→ **Supplied data**
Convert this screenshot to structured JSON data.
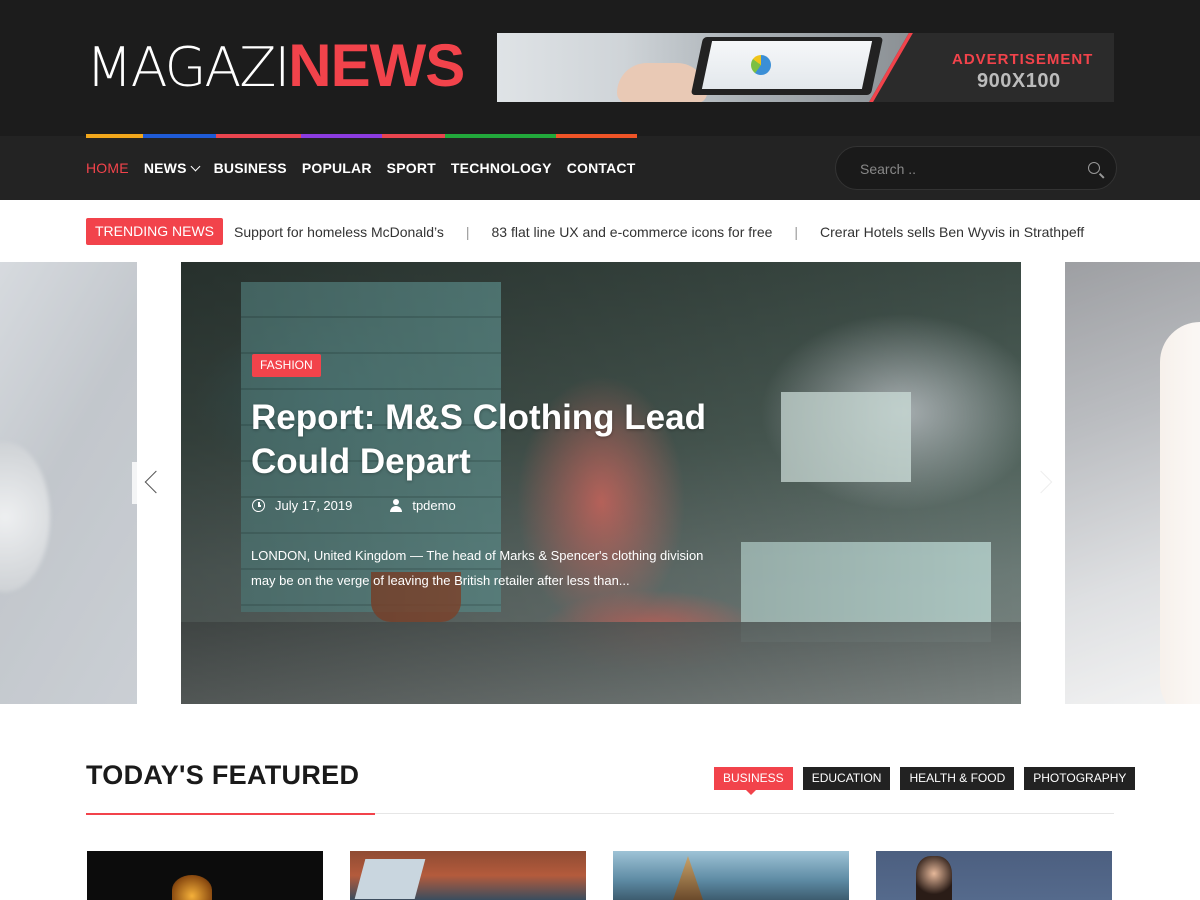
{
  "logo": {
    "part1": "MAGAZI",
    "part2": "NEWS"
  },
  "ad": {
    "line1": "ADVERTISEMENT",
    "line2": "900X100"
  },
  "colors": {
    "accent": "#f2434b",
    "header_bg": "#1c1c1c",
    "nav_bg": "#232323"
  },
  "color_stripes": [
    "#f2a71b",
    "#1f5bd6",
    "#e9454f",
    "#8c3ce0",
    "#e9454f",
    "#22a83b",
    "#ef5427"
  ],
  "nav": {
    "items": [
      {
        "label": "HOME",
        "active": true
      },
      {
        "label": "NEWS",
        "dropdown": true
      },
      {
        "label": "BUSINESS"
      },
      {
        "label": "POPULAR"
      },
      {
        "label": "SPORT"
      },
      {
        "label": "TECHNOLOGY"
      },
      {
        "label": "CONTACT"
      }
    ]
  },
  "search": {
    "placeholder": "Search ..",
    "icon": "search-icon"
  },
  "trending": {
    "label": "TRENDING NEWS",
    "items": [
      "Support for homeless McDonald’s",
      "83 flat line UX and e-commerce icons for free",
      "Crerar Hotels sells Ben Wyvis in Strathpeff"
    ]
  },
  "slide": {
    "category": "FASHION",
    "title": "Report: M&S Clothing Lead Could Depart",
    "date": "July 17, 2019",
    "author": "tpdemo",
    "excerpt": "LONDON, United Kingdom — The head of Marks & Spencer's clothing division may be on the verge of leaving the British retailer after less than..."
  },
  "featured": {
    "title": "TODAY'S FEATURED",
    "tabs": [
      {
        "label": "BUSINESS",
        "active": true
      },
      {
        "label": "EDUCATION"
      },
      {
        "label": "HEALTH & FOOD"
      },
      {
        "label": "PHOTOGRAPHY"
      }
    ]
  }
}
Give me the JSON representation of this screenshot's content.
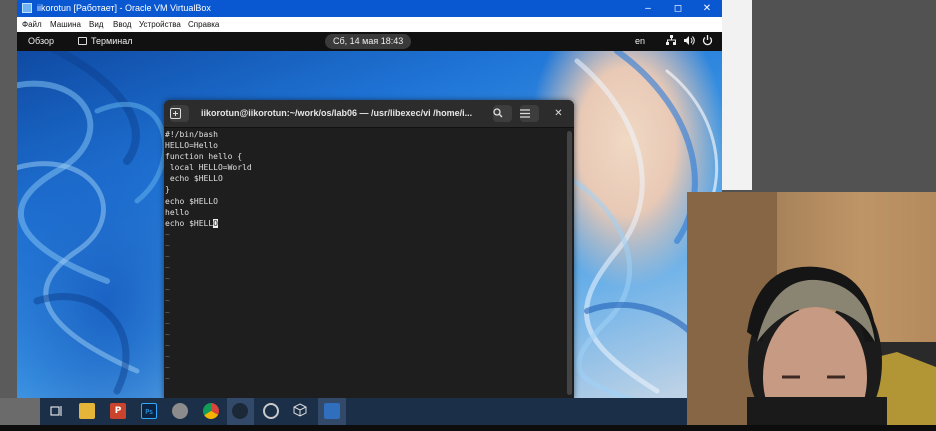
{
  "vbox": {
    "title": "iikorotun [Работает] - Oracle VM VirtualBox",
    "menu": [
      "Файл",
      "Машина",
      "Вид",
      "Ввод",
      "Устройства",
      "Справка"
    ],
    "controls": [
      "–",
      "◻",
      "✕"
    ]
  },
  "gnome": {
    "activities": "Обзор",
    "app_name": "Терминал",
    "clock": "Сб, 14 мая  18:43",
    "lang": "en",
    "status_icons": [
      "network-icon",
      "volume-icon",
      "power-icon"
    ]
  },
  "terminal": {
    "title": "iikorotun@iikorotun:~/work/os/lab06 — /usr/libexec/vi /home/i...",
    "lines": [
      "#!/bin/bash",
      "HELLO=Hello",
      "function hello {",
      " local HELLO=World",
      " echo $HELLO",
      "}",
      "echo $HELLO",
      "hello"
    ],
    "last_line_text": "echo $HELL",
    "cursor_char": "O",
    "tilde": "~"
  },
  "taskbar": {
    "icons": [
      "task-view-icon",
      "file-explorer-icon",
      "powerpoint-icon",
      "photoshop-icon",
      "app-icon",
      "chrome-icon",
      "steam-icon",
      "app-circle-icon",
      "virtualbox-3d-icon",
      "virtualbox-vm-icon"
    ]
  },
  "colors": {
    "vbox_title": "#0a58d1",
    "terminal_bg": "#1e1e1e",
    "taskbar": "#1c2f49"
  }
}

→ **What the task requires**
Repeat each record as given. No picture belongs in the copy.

→ **Exercise answer**
Convert this screenshot to structured JSON data.
{
  "logo": {
    "part1": "MAGAZI",
    "part2": "NEWS"
  },
  "ad": {
    "line1": "ADVERTISEMENT",
    "line2": "900X100"
  },
  "colors": {
    "accent": "#f2434b",
    "header_bg": "#1c1c1c",
    "nav_bg": "#232323"
  },
  "color_stripes": [
    "#f2a71b",
    "#1f5bd6",
    "#e9454f",
    "#8c3ce0",
    "#e9454f",
    "#22a83b",
    "#ef5427"
  ],
  "nav": {
    "items": [
      {
        "label": "HOME",
        "active": true
      },
      {
        "label": "NEWS",
        "dropdown": true
      },
      {
        "label": "BUSINESS"
      },
      {
        "label": "POPULAR"
      },
      {
        "label": "SPORT"
      },
      {
        "label": "TECHNOLOGY"
      },
      {
        "label": "CONTACT"
      }
    ]
  },
  "search": {
    "placeholder": "Search ..",
    "icon": "search-icon"
  },
  "trending": {
    "label": "TRENDING NEWS",
    "items": [
      "Support for homeless McDonald’s",
      "83 flat line UX and e-commerce icons for free",
      "Crerar Hotels sells Ben Wyvis in Strathpeff"
    ]
  },
  "slide": {
    "category": "FASHION",
    "title": "Report: M&S Clothing Lead Could Depart",
    "date": "July 17, 2019",
    "author": "tpdemo",
    "excerpt": "LONDON, United Kingdom — The head of Marks & Spencer's clothing division may be on the verge of leaving the British retailer after less than..."
  },
  "featured": {
    "title": "TODAY'S FEATURED",
    "tabs": [
      {
        "label": "BUSINESS",
        "active": true
      },
      {
        "label": "EDUCATION"
      },
      {
        "label": "HEALTH & FOOD"
      },
      {
        "label": "PHOTOGRAPHY"
      }
    ]
  }
}
Give me the JSON representation of this screenshot's content.
{
  "vbox": {
    "title": "iikorotun [Работает] - Oracle VM VirtualBox",
    "menu": [
      "Файл",
      "Машина",
      "Вид",
      "Ввод",
      "Устройства",
      "Справка"
    ],
    "controls": [
      "–",
      "◻",
      "✕"
    ]
  },
  "gnome": {
    "activities": "Обзор",
    "app_name": "Терминал",
    "clock": "Сб, 14 мая  18:43",
    "lang": "en",
    "status_icons": [
      "network-icon",
      "volume-icon",
      "power-icon"
    ]
  },
  "terminal": {
    "title": "iikorotun@iikorotun:~/work/os/lab06 — /usr/libexec/vi /home/i...",
    "lines": [
      "#!/bin/bash",
      "HELLO=Hello",
      "function hello {",
      " local HELLO=World",
      " echo $HELLO",
      "}",
      "echo $HELLO",
      "hello"
    ],
    "last_line_text": "echo $HELL",
    "cursor_char": "O",
    "tilde": "~"
  },
  "taskbar": {
    "icons": [
      "task-view-icon",
      "file-explorer-icon",
      "powerpoint-icon",
      "photoshop-icon",
      "app-icon",
      "chrome-icon",
      "steam-icon",
      "app-circle-icon",
      "virtualbox-3d-icon",
      "virtualbox-vm-icon"
    ]
  },
  "colors": {
    "vbox_title": "#0a58d1",
    "terminal_bg": "#1e1e1e",
    "taskbar": "#1c2f49"
  }
}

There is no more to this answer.